The 2006 DIY Convention asked a panel of label people, marketers and artists how to reach an attainable level of sales success that will allow you to make a living…
D.I.Y Convention Los Angeles 2006
How to Sell 10,000 CD’s Next Year or Still Make Money if You Don’t
CH: Celia Hirschman, KCRW
BB: Bob Bernstein, Little Dog Records
JS: Jeff Semones, m80 interactive
JM: Joey Muran, m80 interactive
PK: Pete Kronowitz, Intel
MR: Michelle Roberts, Musicane
XX: I spend about untold numbers of hours per day, doing the PR for a lot of artists, and if I were to describe my clientele there would be an emphasis on edgy singer/songwriters. You might hear them on KCRW or in a Roots Americana thing.
Among my clients are double Grammy nominee, Rodney Krall, Hank Williams III, Michelle Shock, Peter Himmelman, Bobby Bear, Stan Ridgeway, and on and on. They are mostly all Texas people, but also a lot of blues and roots.
I’m from Chicago and my whole upbringing was Roots music. Prior to doing this I was vice president for publicity at such labels like Capital and IRS. I moved out here from Chicago in the 80’s to work for IRS at the time that they were breaking R.E.M and it was very exciting. That was how I cut my publicity teeth and I guess that’s that.
CH: I’m Celia Hirschman and I run a couple of companies. I have a company in New York City called Downtown Marketing. I am also the managing director for North America for the British label One Little Indian. The artists on that label include the Twilight Singers with Greg Dooley, who was previously with the Afghan Wigs, Lloyd Cole, Bjork, Sigur Ros, and then I am also hired through my marketing company by artists, labels, and trade organizations to help them build their businesses. I also have a weekly radio show on KCRW about the music business called On the Beat.
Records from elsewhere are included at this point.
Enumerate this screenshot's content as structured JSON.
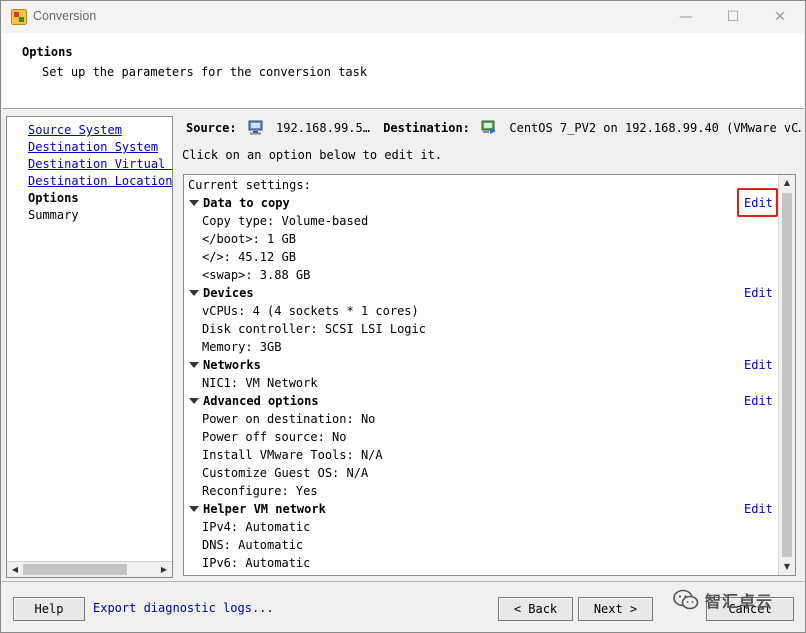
{
  "window": {
    "title": "Conversion",
    "minimize_glyph": "—",
    "maximize_glyph": "☐",
    "close_glyph": "✕",
    "app_icon": "converter-app-icon"
  },
  "header": {
    "title": "Options",
    "subtitle": "Set up the parameters for the conversion task"
  },
  "nav": {
    "items": [
      {
        "label": "Source System"
      },
      {
        "label": "Destination System"
      },
      {
        "label": "Destination Virtual M"
      },
      {
        "label": "Destination Location"
      },
      {
        "label": "Options"
      },
      {
        "label": "Summary"
      }
    ]
  },
  "source": {
    "label": "Source:",
    "value": "192.168.99.5…",
    "icon": "physical-machine-icon"
  },
  "destination": {
    "label": "Destination:",
    "value": "CentOS 7_PV2 on 192.168.99.40 (VMware vC…",
    "icon": "virtual-machine-icon"
  },
  "instruction": "Click on an option below to edit it.",
  "settings": {
    "current_label": "Current settings:",
    "edit_label": "Edit",
    "sections": [
      {
        "title": "Data to copy",
        "items": [
          "Copy type: Volume-based",
          "</boot>: 1 GB",
          "</>: 45.12 GB",
          "<swap>: 3.88 GB"
        ]
      },
      {
        "title": "Devices",
        "items": [
          "vCPUs: 4 (4 sockets * 1 cores)",
          "Disk controller: SCSI LSI Logic",
          "Memory: 3GB"
        ]
      },
      {
        "title": "Networks",
        "items": [
          "NIC1: VM Network"
        ]
      },
      {
        "title": "Advanced options",
        "items": [
          "Power on destination: No",
          "Power off source: No",
          "Install VMware Tools: N/A",
          "Customize Guest OS: N/A",
          "Reconfigure: Yes"
        ]
      },
      {
        "title": "Helper VM network",
        "items": [
          "IPv4: Automatic",
          "DNS: Automatic",
          "IPv6: Automatic"
        ]
      }
    ]
  },
  "footer": {
    "help": "Help",
    "diagnostic": "Export diagnostic logs...",
    "back": "< Back",
    "next": "Next >",
    "cancel": "Cancel"
  },
  "watermark": {
    "text": "智汇卓云",
    "icon": "wechat-icon"
  },
  "colors": {
    "link": "#0000cc",
    "highlight": "#e0201c"
  }
}
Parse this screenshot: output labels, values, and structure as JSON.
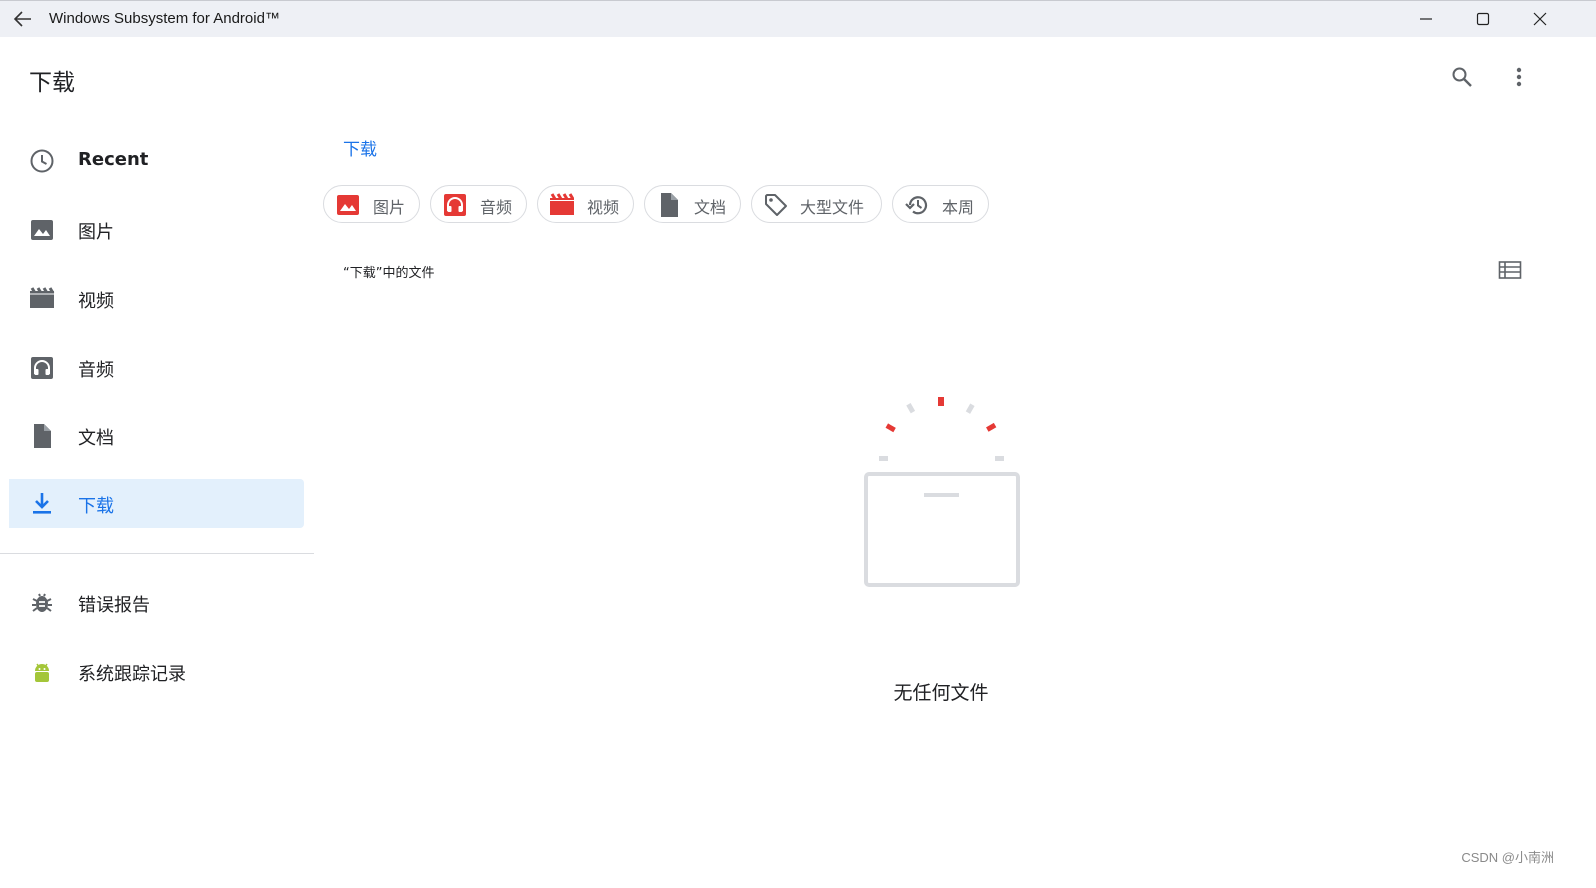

PK: I’m Pete Kronowit. I wear 2 hats and it’s kind of odd to talk about the second hat that I work with. My day job is at Intel, I have been at Intel for 10 years, and I help to strategic planning around software. Looking at the whole software industry, where there is a potential for free software to lower the total solution costs, and it has a broad number of tools that people use to create content. My passion, my second hat, has to do with the fact that I am a singer/songwriter and I have been doing that for 20 years. I have 3 CDs and I have worked with some great producers. I have spent 3 years in the marketing creation for it, which is a website, and it’s a framework where I can manage all of my content. Songs are often about stories and my stories are represented on my website. They are represented not just with the lyrics, which not that many people do, but with the written stories behind them, all of the credits are there for the people who played on the songs, and also have room for as many videos as I want to post. The framework is represented in a very graphical way, it’s kind of cool, it’s a flash photo album, and I can not only host my content but I can represent other artists that I think are important. I start out with me, but over time I have other artists there that I like and it doesn’t have to be just music, because the way that we are expressing ourselves isn’t limited to music anymore. That is what is so cool about this thing.
MR: My name is Michelle Robertson and I am one of the founders of MP3.com. I started doing guerrilla style marketing on the Internet in 1997, so I would say that I can hopefully answer any questions that you have about that today, and we can just go over what worked, what didn’t work, and what some good formulas are. Of course MP3.com isn’t around anymore, but I am working with a company called Musicane, and I just started with them. It’s a pretty exciting venture because what we do is create the ability for artists to sell downloads on their own site, you don’t have to charge a ton of money, and you get to keep 70% of what you sell as a sale price.
Unlike having to go through an aggregator where someone goes to their store to buy your music, you can suddenly get lost, you’ve lost your fan, but you can keep them on your site with our super easy system that’s easy to integrate into your own existing website.
BH: Well let’s start off with some questions. What is the difference between someone who sells 10,000 CDs and someone who does not sell very many? Any ideas? Carrie?